Ted Wells says that both the Patriots as a franchise and Tom Brady as an individual cooperated with his Deflategate investigation — but with a major omission in both respects.
With the Patriots, Wells says, refusing to make employee Jim McNally available for a second interview was frustrating.
“The Patriots provided me, in my opinion, with substantial cooperation except in one critical and crucial area: I wanted to do a second interview with Jim McNally. Jim McNally was the second Patriots person I interviewed. I wanted, after I interviewed others including Tom Brady, to do a second interview of McNally, to put other questions to him,” Wells said.
Wells said he was struck by a text message in which McNally called himself “The Deflator” and wanted to ask him about that. But the Patriots refused to put him in touch with McNally for a follow-up.
“I asked for a second interview, I said I would go to New Hampshire, I would interview him in the morning, afternoon night, I would do it whenever he was free. And they said not only could I not interview him, they wouldn’t even tell him of my request for an interview,” Wells said.
Wells said that contrary to reports that McNally talked to him four times and only refused for a fifth interview, Wells actually only wanted to talk to McNally twice.
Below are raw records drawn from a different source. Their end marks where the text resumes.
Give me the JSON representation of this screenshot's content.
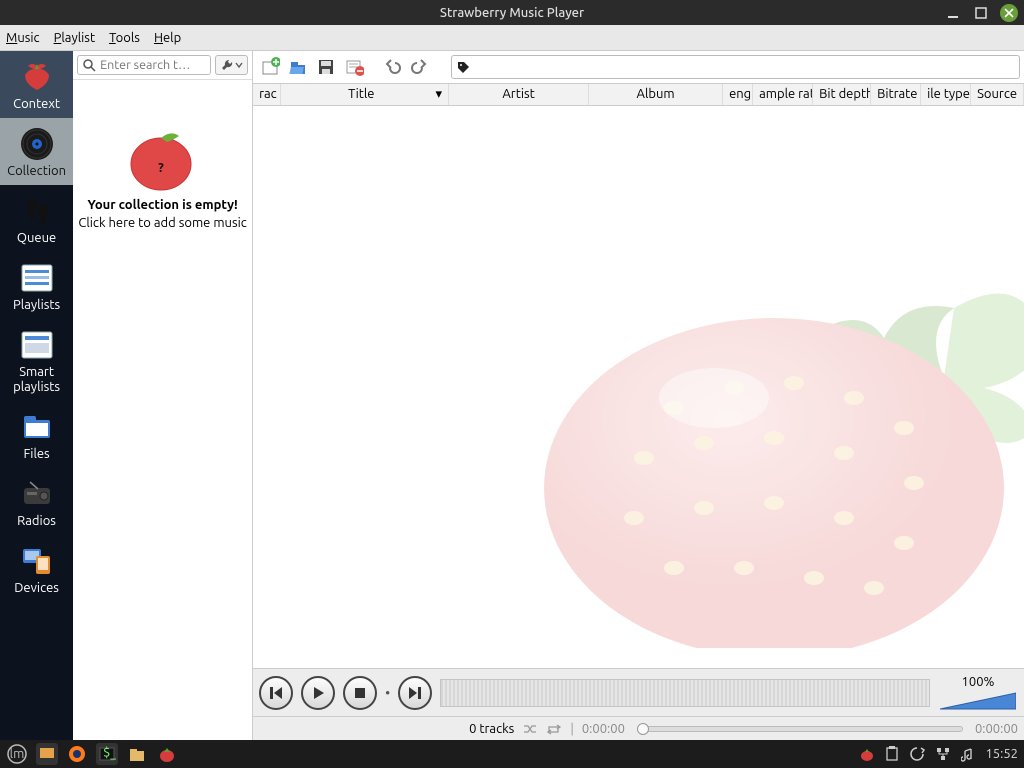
{
  "window": {
    "title": "Strawberry Music Player"
  },
  "menu": {
    "items": [
      "Music",
      "Playlist",
      "Tools",
      "Help"
    ]
  },
  "sidebar": {
    "items": [
      {
        "label": "Context"
      },
      {
        "label": "Collection"
      },
      {
        "label": "Queue"
      },
      {
        "label": "Playlists"
      },
      {
        "label": "Smart playlists"
      },
      {
        "label": "Files"
      },
      {
        "label": "Radios"
      },
      {
        "label": "Devices"
      }
    ]
  },
  "collection": {
    "search_placeholder": "Enter search t…",
    "empty_title": "Your collection is empty!",
    "empty_sub": "Click here to add some music"
  },
  "columns": [
    "rac",
    "Title",
    "Artist",
    "Album",
    "engt",
    "ample rat",
    "Bit depth",
    "Bitrate",
    "ile type",
    "Source"
  ],
  "volume": {
    "label": "100%"
  },
  "status": {
    "tracks": "0 tracks",
    "time_a": "0:00:00",
    "time_b": "0:00:00"
  },
  "clock": "15:52"
}
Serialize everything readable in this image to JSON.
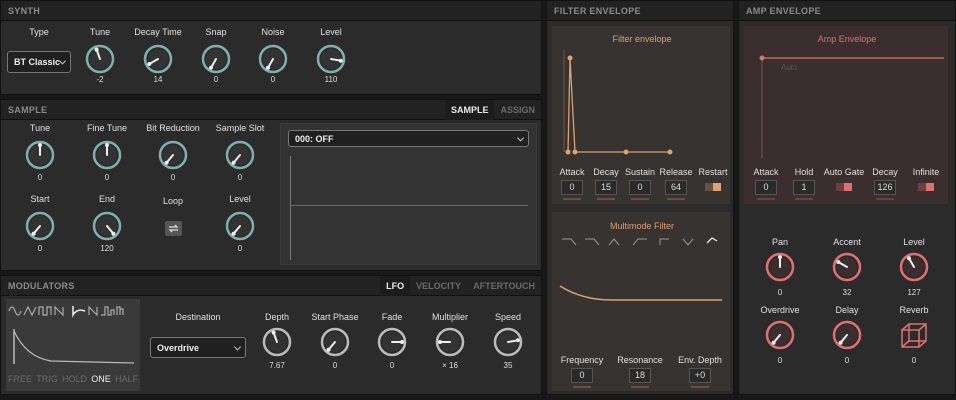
{
  "synth": {
    "title": "SYNTH",
    "type_label": "Type",
    "type_value": "BT Classic",
    "knobs": [
      {
        "label": "Tune",
        "value": "-2"
      },
      {
        "label": "Decay Time",
        "value": "14"
      },
      {
        "label": "Snap",
        "value": "0"
      },
      {
        "label": "Noise",
        "value": "0"
      },
      {
        "label": "Level",
        "value": "110"
      }
    ]
  },
  "sample": {
    "title": "SAMPLE",
    "tabs": [
      "SAMPLE",
      "ASSIGN"
    ],
    "knobs": [
      {
        "label": "Tune",
        "value": "0"
      },
      {
        "label": "Fine Tune",
        "value": "0"
      },
      {
        "label": "Bit Reduction",
        "value": "0"
      },
      {
        "label": "Sample Slot",
        "value": "0"
      },
      {
        "label": "Start",
        "value": "0"
      },
      {
        "label": "End",
        "value": "120"
      },
      {
        "label": "Level",
        "value": "0"
      }
    ],
    "loop_label": "Loop",
    "slot_value": "000: OFF"
  },
  "modulators": {
    "title": "MODULATORS",
    "tabs": [
      "LFO",
      "VELOCITY",
      "AFTERTOUCH"
    ],
    "modes": [
      "FREE",
      "TRIG",
      "HOLD",
      "ONE",
      "HALF"
    ],
    "destination_label": "Destination",
    "destination_value": "Overdrive",
    "knobs": [
      {
        "label": "Depth",
        "value": "7.67"
      },
      {
        "label": "Start Phase",
        "value": "0"
      },
      {
        "label": "Fade",
        "value": "0"
      },
      {
        "label": "Multiplier",
        "value": "× 16"
      },
      {
        "label": "Speed",
        "value": "35"
      }
    ]
  },
  "filter_envelope": {
    "title": "FILTER ENVELOPE",
    "graph_title": "Filter envelope",
    "params": [
      {
        "label": "Attack",
        "value": "0"
      },
      {
        "label": "Decay",
        "value": "15"
      },
      {
        "label": "Sustain",
        "value": "0"
      },
      {
        "label": "Release",
        "value": "64"
      },
      {
        "label": "Restart",
        "value": ""
      }
    ]
  },
  "multimode_filter": {
    "title": "Multimode Filter",
    "params": [
      {
        "label": "Frequency",
        "value": "0"
      },
      {
        "label": "Resonance",
        "value": "18"
      },
      {
        "label": "Env. Depth",
        "value": "+0"
      }
    ]
  },
  "amp_envelope": {
    "title": "AMP ENVELOPE",
    "graph_title": "Amp Envelope",
    "graph_mode": "Auto",
    "params": [
      {
        "label": "Attack",
        "value": "0"
      },
      {
        "label": "Hold",
        "value": "1"
      },
      {
        "label": "Auto Gate",
        "value": ""
      },
      {
        "label": "Decay",
        "value": "126"
      },
      {
        "label": "Infinite",
        "value": ""
      }
    ],
    "knobs": [
      {
        "label": "Pan",
        "value": "0"
      },
      {
        "label": "Accent",
        "value": "32"
      },
      {
        "label": "Level",
        "value": "127"
      },
      {
        "label": "Overdrive",
        "value": "0"
      },
      {
        "label": "Delay",
        "value": "0"
      },
      {
        "label": "Reverb",
        "value": "0"
      }
    ]
  },
  "colors": {
    "filter_accent": "#e0a070",
    "amp_accent": "#e07070",
    "knob_accent": "#8fc0c0"
  }
}
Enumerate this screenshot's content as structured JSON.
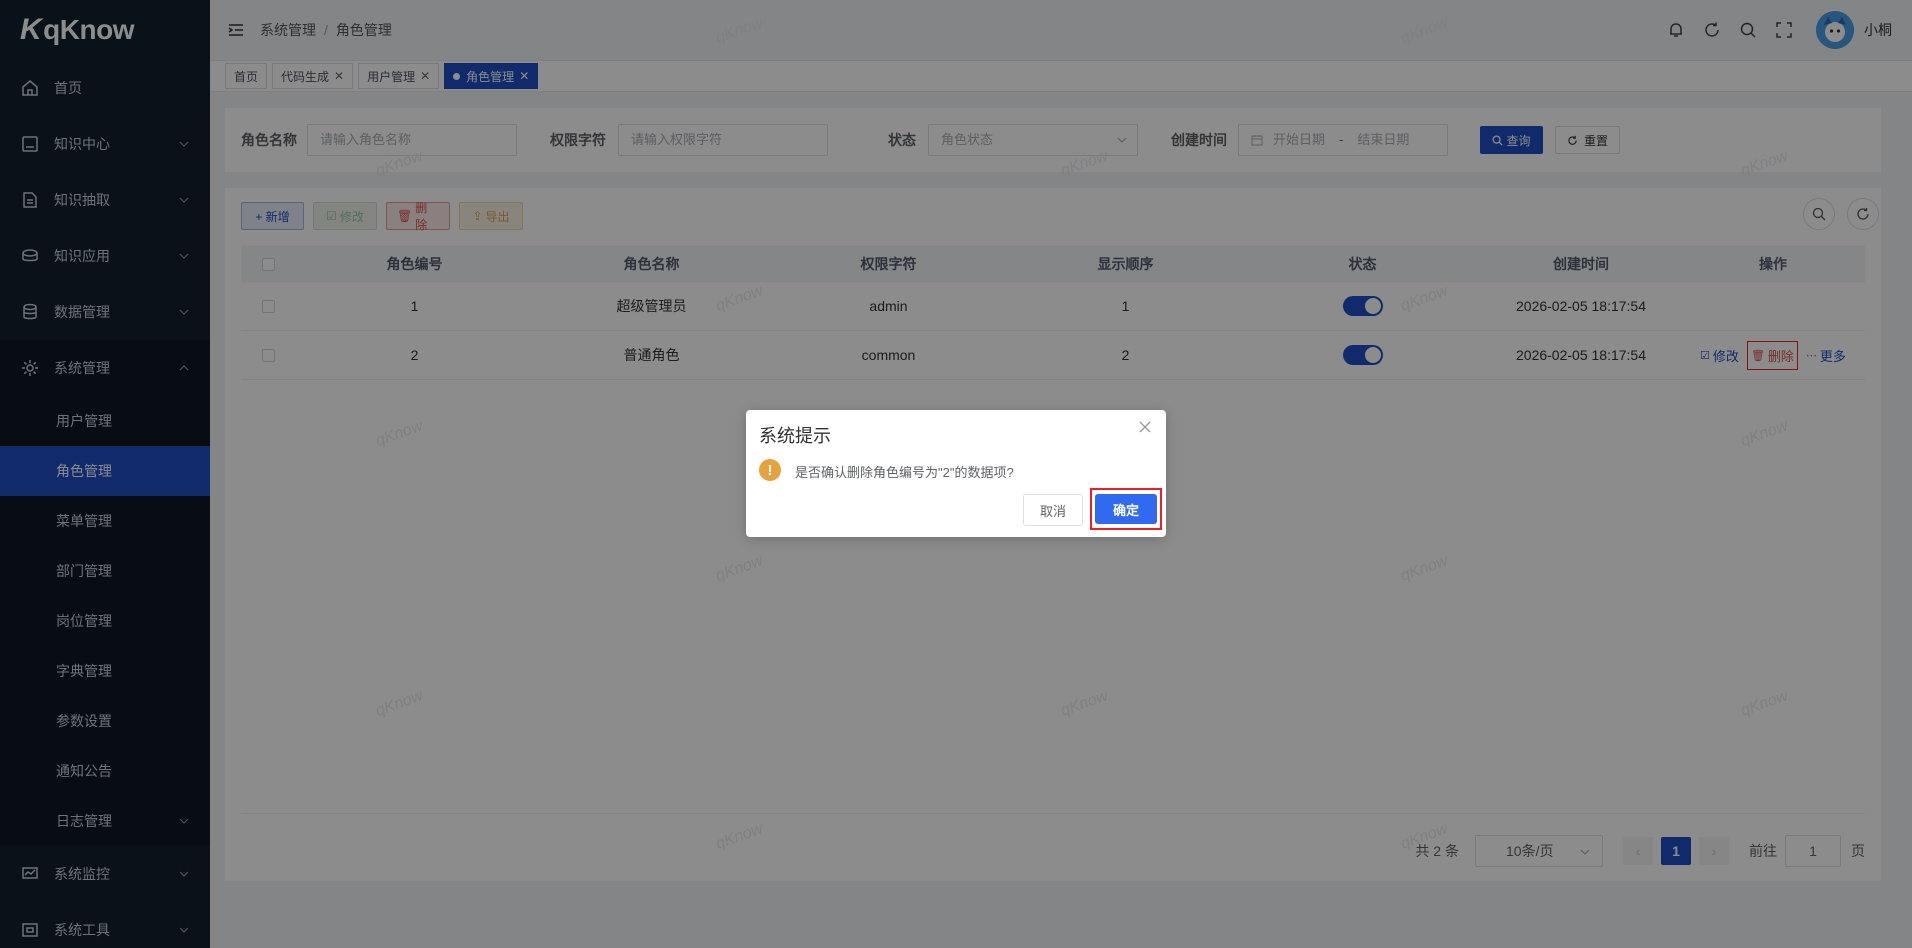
{
  "app": {
    "logo_text": "qKnow"
  },
  "sidebar": {
    "items": [
      {
        "label": "首页",
        "icon": "home-icon"
      },
      {
        "label": "知识中心",
        "icon": "book-icon"
      },
      {
        "label": "知识抽取",
        "icon": "document-icon"
      },
      {
        "label": "知识应用",
        "icon": "cube-stack-icon"
      },
      {
        "label": "数据管理",
        "icon": "database-icon"
      },
      {
        "label": "系统管理",
        "icon": "gear-icon"
      }
    ],
    "sub_items": [
      {
        "label": "用户管理"
      },
      {
        "label": "角色管理"
      },
      {
        "label": "菜单管理"
      },
      {
        "label": "部门管理"
      },
      {
        "label": "岗位管理"
      },
      {
        "label": "字典管理"
      },
      {
        "label": "参数设置"
      },
      {
        "label": "通知公告"
      },
      {
        "label": "日志管理"
      }
    ],
    "bottom_items": [
      {
        "label": "系统监控",
        "icon": "monitor-icon"
      },
      {
        "label": "系统工具",
        "icon": "tools-icon"
      }
    ]
  },
  "header": {
    "breadcrumb": [
      "系统管理",
      "角色管理"
    ],
    "username": "小桐"
  },
  "tags": [
    {
      "label": "首页",
      "closable": false,
      "active": false
    },
    {
      "label": "代码生成",
      "closable": true,
      "active": false
    },
    {
      "label": "用户管理",
      "closable": true,
      "active": false
    },
    {
      "label": "角色管理",
      "closable": true,
      "active": true
    }
  ],
  "search": {
    "role_name_label": "角色名称",
    "role_name_placeholder": "请输入角色名称",
    "perm_label": "权限字符",
    "perm_placeholder": "请输入权限字符",
    "status_label": "状态",
    "status_placeholder": "角色状态",
    "time_label": "创建时间",
    "start_placeholder": "开始日期",
    "range_sep": "-",
    "end_placeholder": "结束日期",
    "query_label": "查询",
    "reset_label": "重置"
  },
  "toolbar": {
    "add_label": "+ 新增",
    "edit_label": "修改",
    "delete_label": "删除",
    "export_label": "导出"
  },
  "table": {
    "headers": [
      "角色编号",
      "角色名称",
      "权限字符",
      "显示顺序",
      "状态",
      "创建时间",
      "操作"
    ],
    "rows": [
      {
        "id": "1",
        "name": "超级管理员",
        "key": "admin",
        "order": "1",
        "status": true,
        "created": "2026-02-05 18:17:54",
        "ops": false
      },
      {
        "id": "2",
        "name": "普通角色",
        "key": "common",
        "order": "2",
        "status": true,
        "created": "2026-02-05 18:17:54",
        "ops": true
      }
    ],
    "op_edit": "修改",
    "op_delete": "删除",
    "op_more": "更多"
  },
  "pagination": {
    "total": "共 2 条",
    "page_size": "10条/页",
    "current": "1",
    "goto_label": "前往",
    "goto_value": "1",
    "page_suffix": "页"
  },
  "watermark": "qKnow",
  "dialog": {
    "title": "系统提示",
    "message": "是否确认删除角色编号为\"2\"的数据项?",
    "cancel": "取消",
    "confirm": "确定"
  },
  "colors": {
    "primary": "#1e4ec4",
    "sidebar_bg": "#12202f",
    "highlight": "#e8202a",
    "warning": "#e6a23c"
  }
}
“NFL security people talked to McNally on three occasions,” Wells said. “They talked to him on the night of the game for approximately 40 minutes, they talked to him the next morning by telephone for about 20 minutes, they talked to him in person I believe the next day for about 30 minutes. Those are three interviews. The Patriots urged me when I got to the case to start fresh, not to pay any attention to what NFL security had done. In fact they thought the people at NFL Security were biased. They applauded when I said I wanted to start fresh. And for them to later say I couldn’t have a second interview with the most important person in the case was a lack of cooperation.”
Wells also said that although Brady answered all of his questions in an interview, Brady refused to hand over electronic communications that would have helped in the Deflategate investigation.
“Mr. Brady, the report sets forth, he came to the interview, he answered every question, he did not refuse to answer any questions in terms of the back and forth between Mr. Brady and my team — he was totally cooperative,” Wells said. “At the same time, he refused to permit us to review electronic data from his telephone or other instruments. Most of the key evidence in this case as in most cases comes from people’s cell phones and he refused to let us review the phone. And I want to be crystal clear, I told Mr. Brady and his agents I was willing to not take possession of the phone, I don’t want to see any private communications, I said, ‘You keep the phone, you give me documents that are responsive to this investigation and I will take your word for it’ and they still refused.”
In the case of Brady, the NFL seems particularly troubled that he didn’t fully cooperate with the investigation, suggesting that the cover-up may have been worse than the crime.